What the exercise asks :: Extract all lines from the data beneath that include the word "timen".

Interface dataset entries:
= = =
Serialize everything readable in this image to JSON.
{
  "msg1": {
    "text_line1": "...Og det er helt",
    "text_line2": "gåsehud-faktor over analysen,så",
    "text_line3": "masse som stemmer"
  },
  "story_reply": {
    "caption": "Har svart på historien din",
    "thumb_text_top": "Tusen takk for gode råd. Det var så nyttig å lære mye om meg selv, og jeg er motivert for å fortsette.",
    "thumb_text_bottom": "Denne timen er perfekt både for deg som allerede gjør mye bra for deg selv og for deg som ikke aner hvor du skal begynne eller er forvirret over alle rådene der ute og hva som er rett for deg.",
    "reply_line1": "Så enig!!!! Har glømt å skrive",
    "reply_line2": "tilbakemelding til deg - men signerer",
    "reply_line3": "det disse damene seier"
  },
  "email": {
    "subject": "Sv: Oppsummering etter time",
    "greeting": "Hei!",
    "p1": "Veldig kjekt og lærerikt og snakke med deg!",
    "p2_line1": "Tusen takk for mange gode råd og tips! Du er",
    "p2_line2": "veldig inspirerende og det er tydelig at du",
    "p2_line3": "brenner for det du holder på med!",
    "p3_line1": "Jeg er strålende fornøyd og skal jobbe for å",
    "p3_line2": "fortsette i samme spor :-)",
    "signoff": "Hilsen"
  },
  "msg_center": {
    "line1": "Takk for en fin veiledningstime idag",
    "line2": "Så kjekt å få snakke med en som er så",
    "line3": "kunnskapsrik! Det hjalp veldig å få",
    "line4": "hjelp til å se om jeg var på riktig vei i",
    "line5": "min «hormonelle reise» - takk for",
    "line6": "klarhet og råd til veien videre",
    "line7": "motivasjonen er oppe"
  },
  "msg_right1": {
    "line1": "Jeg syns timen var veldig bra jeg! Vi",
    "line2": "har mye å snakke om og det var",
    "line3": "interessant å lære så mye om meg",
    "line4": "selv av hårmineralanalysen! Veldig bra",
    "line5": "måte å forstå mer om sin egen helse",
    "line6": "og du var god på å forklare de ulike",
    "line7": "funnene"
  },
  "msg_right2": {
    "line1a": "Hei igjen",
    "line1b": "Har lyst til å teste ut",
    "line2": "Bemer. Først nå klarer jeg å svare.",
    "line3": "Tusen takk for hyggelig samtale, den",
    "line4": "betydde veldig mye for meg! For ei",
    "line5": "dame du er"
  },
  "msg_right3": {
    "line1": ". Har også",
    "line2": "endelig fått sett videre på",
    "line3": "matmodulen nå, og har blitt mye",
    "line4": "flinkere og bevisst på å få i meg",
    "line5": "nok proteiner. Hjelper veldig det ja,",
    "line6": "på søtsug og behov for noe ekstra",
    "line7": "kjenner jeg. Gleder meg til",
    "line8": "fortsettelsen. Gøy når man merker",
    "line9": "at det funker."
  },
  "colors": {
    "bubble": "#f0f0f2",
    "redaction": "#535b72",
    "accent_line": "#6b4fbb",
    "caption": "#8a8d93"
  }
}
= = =
Problem solution ::
    "thumb_text_bottom": "Denne timen er perfekt både for deg som allerede gjør mye bra for deg selv og for deg som ikke aner hvor du skal begynne eller er forvirret over alle rådene der ute og hva som er rett for deg.",
    "line1": "Jeg syns timen var veldig bra jeg! Vi",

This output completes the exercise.